For instance, who wants to be the first one to arrive at a party, or for that mat- ter, the last one to leave? The middle of any gathering is when the conversation flows the easiest and the drunks are least likely to be sloppy. And, who wants to sit in the front row at the movies? Give me the middle any day. If you’ve ever been pregnant, you know that the middle trimester is the only one where you feel halfway human.
The middle square is the game winner in tic-tac-toe. Everyone loves a person willing to find some middle ground. I like my politics sort of middle-of-the- road and the middle of a book, movie or meal is almost always the best. With the exception of the pesky “mid-life crisis,” I think the middle years of life are the most enjoyable. At least it’s when a per- son starts to get comfortable in his own skin. And who wants a jelly donut or a Hostess Twinkie without the delicious middle?
I’ve been doing a lot of people watching lately and I’ve noticed a couple of common themes. There’s an awful lot of pain and doubt on the bottom, but there’s an awful lot of stress and responsibility at the top. I’m not sure either one is worth it. After all, the middle is never lonely and there’s always room to dream.
So in spite of my life-long desire to achieve and become accomplished at something, maybe I’ll break out some new words to live by. Like the boys from Stealers Wheel mused back in 1978… (cue music)… “Clowns to the left of me, Jokers to the right.

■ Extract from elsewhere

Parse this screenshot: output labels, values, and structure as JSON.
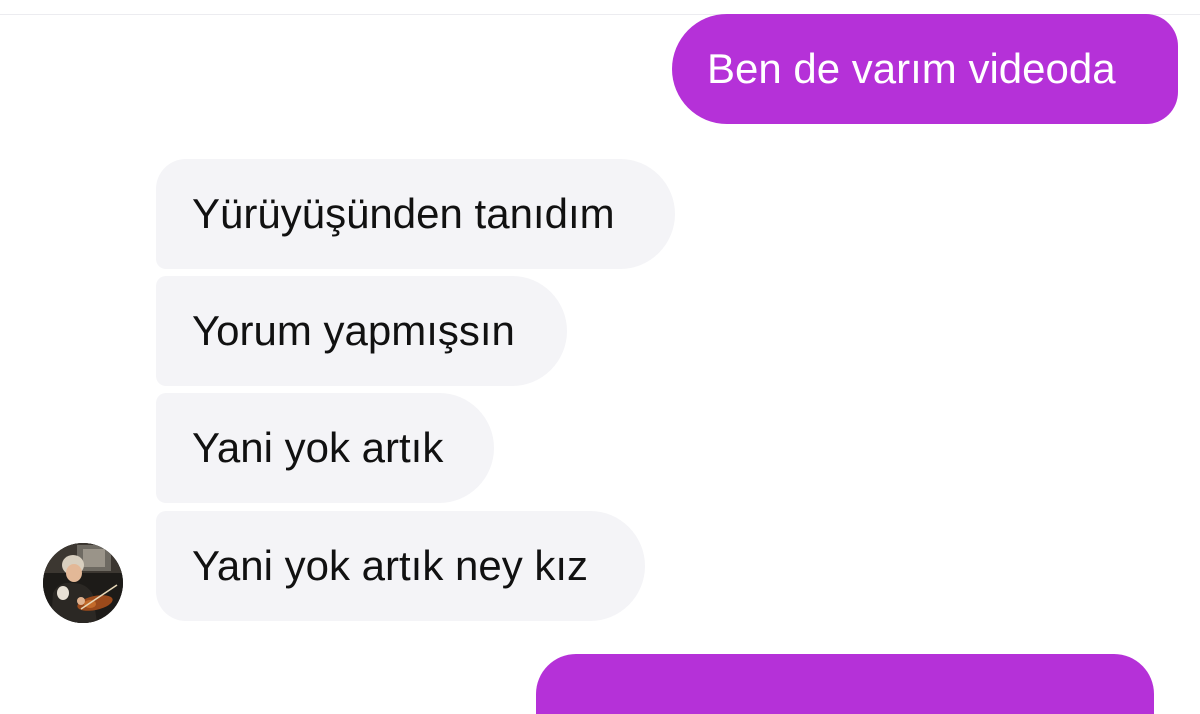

Here I am, stuck in the middle with you …”
And for my money, that’s not a bad place to be.